Photo Credits

  • barking brown dog image by Paul Retherford from Fotolia.com

Author
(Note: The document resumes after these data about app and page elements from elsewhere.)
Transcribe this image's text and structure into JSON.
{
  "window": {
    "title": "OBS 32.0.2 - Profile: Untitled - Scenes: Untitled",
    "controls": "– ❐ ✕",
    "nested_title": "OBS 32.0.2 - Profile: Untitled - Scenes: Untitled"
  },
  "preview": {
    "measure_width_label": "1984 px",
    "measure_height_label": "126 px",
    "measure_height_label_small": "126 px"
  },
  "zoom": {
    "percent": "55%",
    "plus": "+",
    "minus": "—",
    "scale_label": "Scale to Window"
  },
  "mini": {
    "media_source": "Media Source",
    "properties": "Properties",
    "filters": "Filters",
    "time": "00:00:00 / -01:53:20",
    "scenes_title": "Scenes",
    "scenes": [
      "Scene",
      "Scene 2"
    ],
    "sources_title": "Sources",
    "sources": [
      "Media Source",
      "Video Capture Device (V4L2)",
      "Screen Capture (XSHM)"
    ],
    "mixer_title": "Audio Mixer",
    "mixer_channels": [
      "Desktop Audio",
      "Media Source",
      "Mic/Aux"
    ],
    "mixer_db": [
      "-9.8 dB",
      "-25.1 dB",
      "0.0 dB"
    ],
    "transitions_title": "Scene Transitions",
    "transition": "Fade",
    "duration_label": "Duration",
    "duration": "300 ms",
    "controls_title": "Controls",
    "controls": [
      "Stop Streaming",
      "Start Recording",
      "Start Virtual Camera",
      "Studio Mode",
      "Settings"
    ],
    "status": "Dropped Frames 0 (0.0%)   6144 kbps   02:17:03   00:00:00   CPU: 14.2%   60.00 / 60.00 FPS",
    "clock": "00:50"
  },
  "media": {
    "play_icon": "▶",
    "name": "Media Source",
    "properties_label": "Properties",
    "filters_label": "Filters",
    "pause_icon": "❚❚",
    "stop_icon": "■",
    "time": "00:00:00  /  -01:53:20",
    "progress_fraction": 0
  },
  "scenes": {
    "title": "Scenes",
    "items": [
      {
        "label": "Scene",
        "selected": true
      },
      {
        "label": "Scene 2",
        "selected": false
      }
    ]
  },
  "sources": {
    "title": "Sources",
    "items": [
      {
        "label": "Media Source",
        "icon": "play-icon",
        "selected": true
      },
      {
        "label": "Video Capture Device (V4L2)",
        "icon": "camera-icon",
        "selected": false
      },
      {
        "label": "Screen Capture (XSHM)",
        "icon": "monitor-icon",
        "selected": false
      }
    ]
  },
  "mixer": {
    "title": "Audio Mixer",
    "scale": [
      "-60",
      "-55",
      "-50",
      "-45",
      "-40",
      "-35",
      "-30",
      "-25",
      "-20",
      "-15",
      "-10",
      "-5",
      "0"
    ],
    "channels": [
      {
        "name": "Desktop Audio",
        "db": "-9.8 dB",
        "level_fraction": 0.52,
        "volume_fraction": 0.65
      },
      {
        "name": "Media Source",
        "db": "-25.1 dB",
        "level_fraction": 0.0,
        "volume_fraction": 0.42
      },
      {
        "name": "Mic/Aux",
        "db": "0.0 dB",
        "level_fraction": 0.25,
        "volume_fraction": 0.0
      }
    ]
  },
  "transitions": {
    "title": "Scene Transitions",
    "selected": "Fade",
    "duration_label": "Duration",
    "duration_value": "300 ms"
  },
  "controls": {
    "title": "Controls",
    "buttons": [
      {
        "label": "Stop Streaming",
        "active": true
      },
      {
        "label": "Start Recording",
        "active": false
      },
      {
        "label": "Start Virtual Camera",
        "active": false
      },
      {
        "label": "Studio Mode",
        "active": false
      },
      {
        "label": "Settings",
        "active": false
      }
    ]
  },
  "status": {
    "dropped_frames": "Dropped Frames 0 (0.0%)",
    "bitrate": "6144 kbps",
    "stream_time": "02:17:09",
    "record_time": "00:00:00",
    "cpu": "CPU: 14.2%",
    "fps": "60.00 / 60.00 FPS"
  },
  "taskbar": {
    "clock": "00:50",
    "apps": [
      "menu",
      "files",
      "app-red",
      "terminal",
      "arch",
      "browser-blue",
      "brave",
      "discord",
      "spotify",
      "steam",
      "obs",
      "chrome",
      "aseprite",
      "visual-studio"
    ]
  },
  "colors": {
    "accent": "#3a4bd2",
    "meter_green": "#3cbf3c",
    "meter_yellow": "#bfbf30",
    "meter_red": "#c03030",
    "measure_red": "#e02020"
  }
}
Adrienne Farricelli has been writing for magazines, books and online publications since 2005. She specializes in canine topics, previously working for the American Animal Hospital Association and receiving certification from the Certification Council for Professional Dog Trainers. Her articles have appeared in "USA Today," "The APDT Chronicle of the Dog" and "Every Dog Magazine." She also contributed a chapter in the book " Puppy Socialization - An Insider's Guide to Dog Behavioral Fitness" by Caryl Wolff.